Payment delays are expected to increase.
- Slower, but still robust growth
- Payment delays are expected to increase
- Stable profit margins
Until 2014, China's retail industry has recorded substantial growth rates for a couple of years, due to rising disposable incomes and booming urbanisation. Consumer durables sales in China continued to grow in 2015, but at a slower pace than in the previous year, as government rebates on household appliances for rural families were withdrawn in 2014. In addition, the slowdown in property transactions due to the downturn in the real estate market in 2014/2015 affected consumers’ desire for new purchases of consumer appliances, especially major appliances.
A further slowdown of retail growth is expected in 2016, in line with slower economic growth and private consumption. However, gross margins in the consumer durables sector range from 20%-30%, and are expected to remain stable over the coming six months.
Some larger domestic players remain in the leading position, due to wide product portfolios in both major and small appliances, extensive distribution networks across the country, high penetration in lower tier cities and rural areas, and well-known brand reputation among local consumers. Price competition is high, especially between online and offline retail channels.
While larger retailers benefit from stable financing channels, smaller, local-focused businesses face more challenges, with many relying on non-official lending channels, even ‘shadow banking’. Many online retailers finance themselves via venture capital or private equity. Those businesses try to take advantage of a low-price strategy in order to grow quickly, and with it to attract additional investment.
On average, payments in the consumer durables retail industry take 60 days, and we expect payment delays to increase in the coming months. The consumer durables retail sector’s default/insolvency rate is relatively low compared to other Chinese industries, and we do not expect this to change.

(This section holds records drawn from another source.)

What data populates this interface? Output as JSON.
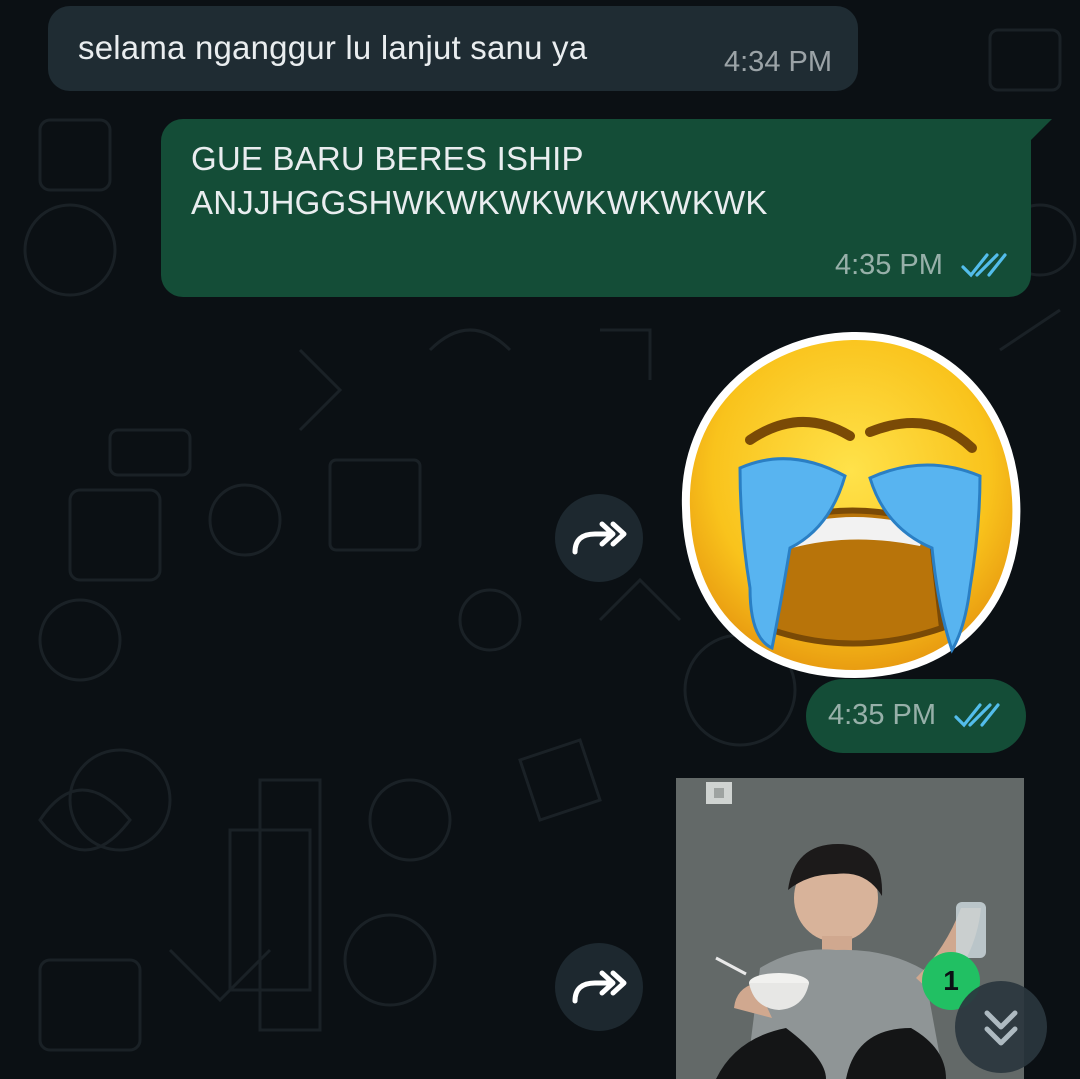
{
  "messages": [
    {
      "direction": "incoming",
      "text": "selama nganggur lu lanjut sanu ya",
      "time": "4:34 PM"
    },
    {
      "direction": "outgoing",
      "text_line1": "GUE BARU BERES ISHIP",
      "text_line2": "ANJJHGGSHWKWKWKWKWKWKWK",
      "time": "4:35 PM",
      "status": "read"
    },
    {
      "direction": "outgoing",
      "type": "sticker",
      "sticker_icon": "loudly-crying-face-sticker",
      "time": "4:35 PM",
      "status": "read"
    },
    {
      "direction": "outgoing",
      "type": "photo",
      "photo_icon": "person-eating-photo"
    }
  ],
  "unread_badge": "1",
  "colors": {
    "background": "#0b1014",
    "incoming_bubble": "#1f2c33",
    "outgoing_bubble": "#144d37",
    "read_ticks": "#53bdeb",
    "badge": "#21c063"
  },
  "icons": {
    "forward": "forward-icon",
    "read_receipt": "double-check-icon",
    "scroll_down": "double-chevron-down-icon"
  }
}
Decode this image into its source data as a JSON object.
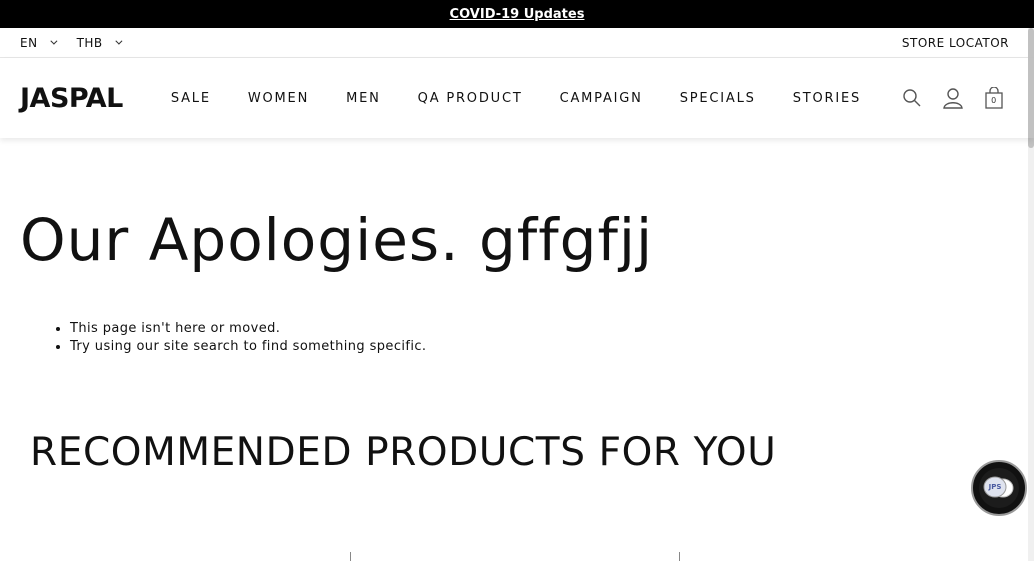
{
  "announcement": {
    "text": "COVID-19 Updates"
  },
  "utility": {
    "language": "EN",
    "currency": "THB",
    "store_locator": "STORE LOCATOR"
  },
  "header": {
    "logo": "JASPAL",
    "nav": [
      "SALE",
      "WOMEN",
      "MEN",
      "QA PRODUCT",
      "CAMPAIGN",
      "SPECIALS",
      "STORIES"
    ],
    "cart_count": "0",
    "icons": [
      "search-icon",
      "account-icon",
      "cart-icon"
    ]
  },
  "main": {
    "title": "Our Apologies. gffgfjj",
    "tips": [
      "This page isn't here or moved.",
      "Try using our site search to find something specific."
    ],
    "recommended_heading": "RECOMMENDED PRODUCTS FOR YOU"
  },
  "chat": {
    "label": "JPS"
  }
}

However, we need to closely monitor private-owned consumer durables retailers whose gearing is above 50%, given the concern about potential failure of loan renewal.
As e-commerce continues its rapid development in China, we also need to monitor those businesses with small-scale sales and equity but large investment in their online platforms. This could lead to significant funding pressure and, in the worst cases, to insolvency if no timely and effective action is taken.
Our underwriting stance remains generally open for the household appliances segment, as we expect sales to increase further, mainly driven by replacement demand and product upgrades. With technological upgrades to consumer appliances, products are increasingly equipped with advanced functions and therefore commanding higher prices, which will underpin value growth in coming years. While being neutral in the furniture segment, we are restrictive in the textile retail subsector due to overcapacity.